What this task involves:
Every line with the string "accent" in it belongs in your answer, so copy them all from the data.
####
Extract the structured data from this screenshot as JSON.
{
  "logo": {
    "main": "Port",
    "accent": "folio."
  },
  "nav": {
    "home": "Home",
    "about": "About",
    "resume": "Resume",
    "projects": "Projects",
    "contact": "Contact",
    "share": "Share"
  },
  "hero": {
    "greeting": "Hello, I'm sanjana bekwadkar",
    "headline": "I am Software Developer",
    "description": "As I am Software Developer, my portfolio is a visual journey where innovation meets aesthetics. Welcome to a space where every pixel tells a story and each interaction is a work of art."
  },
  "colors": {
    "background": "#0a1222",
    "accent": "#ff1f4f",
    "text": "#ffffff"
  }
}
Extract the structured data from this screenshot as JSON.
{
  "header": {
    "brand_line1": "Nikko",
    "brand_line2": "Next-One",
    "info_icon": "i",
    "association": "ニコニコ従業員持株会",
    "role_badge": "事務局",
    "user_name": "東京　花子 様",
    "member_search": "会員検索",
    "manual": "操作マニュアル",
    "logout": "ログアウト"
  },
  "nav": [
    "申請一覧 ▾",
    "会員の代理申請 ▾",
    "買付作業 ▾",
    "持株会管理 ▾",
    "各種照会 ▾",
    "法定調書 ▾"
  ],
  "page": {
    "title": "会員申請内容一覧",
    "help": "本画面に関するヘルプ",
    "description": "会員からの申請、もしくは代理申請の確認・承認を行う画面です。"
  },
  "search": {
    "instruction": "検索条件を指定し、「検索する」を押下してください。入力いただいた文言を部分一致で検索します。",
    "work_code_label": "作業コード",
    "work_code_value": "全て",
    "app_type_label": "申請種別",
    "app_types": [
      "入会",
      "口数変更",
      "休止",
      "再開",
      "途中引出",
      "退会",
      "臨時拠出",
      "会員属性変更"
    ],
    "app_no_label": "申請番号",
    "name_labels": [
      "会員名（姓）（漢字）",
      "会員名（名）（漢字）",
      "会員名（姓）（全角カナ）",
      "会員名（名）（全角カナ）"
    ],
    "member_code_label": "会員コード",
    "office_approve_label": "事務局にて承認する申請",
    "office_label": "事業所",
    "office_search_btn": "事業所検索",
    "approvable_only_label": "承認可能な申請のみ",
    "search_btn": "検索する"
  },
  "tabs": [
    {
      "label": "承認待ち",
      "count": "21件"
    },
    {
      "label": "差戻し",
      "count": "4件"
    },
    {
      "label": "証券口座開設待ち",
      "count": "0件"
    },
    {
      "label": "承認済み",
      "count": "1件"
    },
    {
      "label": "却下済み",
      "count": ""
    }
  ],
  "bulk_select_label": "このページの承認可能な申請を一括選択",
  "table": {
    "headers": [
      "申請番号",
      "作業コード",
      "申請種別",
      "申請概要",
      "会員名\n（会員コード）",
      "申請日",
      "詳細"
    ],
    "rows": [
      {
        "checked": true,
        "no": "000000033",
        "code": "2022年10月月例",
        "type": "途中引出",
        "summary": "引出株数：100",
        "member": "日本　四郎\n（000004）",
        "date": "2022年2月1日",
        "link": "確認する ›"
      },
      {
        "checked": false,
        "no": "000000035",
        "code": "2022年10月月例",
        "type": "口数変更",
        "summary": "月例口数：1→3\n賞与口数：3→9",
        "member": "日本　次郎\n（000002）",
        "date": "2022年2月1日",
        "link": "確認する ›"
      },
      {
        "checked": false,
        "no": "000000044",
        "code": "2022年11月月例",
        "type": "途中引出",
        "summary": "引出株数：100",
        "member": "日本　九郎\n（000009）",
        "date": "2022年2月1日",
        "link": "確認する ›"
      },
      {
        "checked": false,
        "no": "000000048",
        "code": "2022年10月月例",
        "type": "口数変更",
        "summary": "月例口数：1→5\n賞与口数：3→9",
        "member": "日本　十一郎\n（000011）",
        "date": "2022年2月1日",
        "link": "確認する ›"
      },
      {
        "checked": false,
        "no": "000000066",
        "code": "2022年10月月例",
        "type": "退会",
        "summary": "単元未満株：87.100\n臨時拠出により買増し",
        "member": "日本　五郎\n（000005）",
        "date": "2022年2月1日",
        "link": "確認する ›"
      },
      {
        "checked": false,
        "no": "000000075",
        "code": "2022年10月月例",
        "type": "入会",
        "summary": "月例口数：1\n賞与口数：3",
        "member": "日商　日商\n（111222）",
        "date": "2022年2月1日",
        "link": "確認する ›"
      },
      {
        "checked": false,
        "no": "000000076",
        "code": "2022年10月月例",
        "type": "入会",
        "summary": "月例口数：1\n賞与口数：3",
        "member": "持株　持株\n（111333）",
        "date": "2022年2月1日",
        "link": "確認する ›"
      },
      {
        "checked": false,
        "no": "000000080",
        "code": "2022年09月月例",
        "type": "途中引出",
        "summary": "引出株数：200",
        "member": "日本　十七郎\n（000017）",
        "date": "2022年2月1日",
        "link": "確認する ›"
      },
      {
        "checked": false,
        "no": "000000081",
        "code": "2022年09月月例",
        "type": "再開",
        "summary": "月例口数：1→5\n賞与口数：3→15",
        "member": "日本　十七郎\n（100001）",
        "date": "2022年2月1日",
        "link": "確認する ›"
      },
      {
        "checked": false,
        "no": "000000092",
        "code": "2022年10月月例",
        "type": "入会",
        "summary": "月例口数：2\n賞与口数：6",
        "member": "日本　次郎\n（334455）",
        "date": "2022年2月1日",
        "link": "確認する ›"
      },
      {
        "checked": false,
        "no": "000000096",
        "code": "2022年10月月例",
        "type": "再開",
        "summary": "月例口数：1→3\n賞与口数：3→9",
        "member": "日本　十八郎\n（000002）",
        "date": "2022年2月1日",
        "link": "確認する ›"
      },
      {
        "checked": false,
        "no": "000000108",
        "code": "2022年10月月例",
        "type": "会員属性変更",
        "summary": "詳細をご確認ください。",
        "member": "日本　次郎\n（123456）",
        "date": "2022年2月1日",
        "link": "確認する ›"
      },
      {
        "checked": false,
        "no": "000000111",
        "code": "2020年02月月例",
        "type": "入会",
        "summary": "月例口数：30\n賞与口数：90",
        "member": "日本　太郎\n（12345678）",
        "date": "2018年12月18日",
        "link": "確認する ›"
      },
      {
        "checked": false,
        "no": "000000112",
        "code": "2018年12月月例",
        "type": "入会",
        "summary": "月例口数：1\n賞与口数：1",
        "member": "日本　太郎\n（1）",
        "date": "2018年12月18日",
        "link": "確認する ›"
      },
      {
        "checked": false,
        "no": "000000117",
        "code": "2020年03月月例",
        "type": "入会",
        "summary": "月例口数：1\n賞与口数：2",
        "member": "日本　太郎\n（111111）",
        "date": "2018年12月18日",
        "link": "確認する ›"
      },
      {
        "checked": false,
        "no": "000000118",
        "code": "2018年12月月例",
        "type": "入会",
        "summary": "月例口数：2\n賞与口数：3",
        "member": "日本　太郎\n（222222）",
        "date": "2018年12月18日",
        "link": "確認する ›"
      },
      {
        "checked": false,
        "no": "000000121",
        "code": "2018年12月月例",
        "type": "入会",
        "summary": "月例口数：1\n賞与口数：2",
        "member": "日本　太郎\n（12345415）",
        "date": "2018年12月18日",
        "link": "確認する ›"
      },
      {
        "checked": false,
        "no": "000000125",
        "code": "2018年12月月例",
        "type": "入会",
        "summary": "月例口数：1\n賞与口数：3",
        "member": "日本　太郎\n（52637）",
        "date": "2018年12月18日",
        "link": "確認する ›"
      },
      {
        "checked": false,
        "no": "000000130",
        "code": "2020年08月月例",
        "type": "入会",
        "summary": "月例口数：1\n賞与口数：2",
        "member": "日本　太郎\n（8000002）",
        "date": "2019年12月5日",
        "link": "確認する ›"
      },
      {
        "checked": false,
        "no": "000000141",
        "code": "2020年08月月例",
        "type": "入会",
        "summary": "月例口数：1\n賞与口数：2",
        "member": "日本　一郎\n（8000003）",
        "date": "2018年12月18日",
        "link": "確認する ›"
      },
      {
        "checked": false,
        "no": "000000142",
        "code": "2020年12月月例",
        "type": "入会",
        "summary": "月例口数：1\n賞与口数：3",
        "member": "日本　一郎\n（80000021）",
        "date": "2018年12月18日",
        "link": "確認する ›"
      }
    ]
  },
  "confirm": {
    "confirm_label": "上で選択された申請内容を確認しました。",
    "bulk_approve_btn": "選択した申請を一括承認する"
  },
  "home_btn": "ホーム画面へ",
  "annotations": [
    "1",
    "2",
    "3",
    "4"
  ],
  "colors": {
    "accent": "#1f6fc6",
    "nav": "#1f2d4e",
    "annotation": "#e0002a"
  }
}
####
Output for this task:
    "accent": "folio."
    "accent": "#ff1f4f",
    "accent": "#1f6fc6",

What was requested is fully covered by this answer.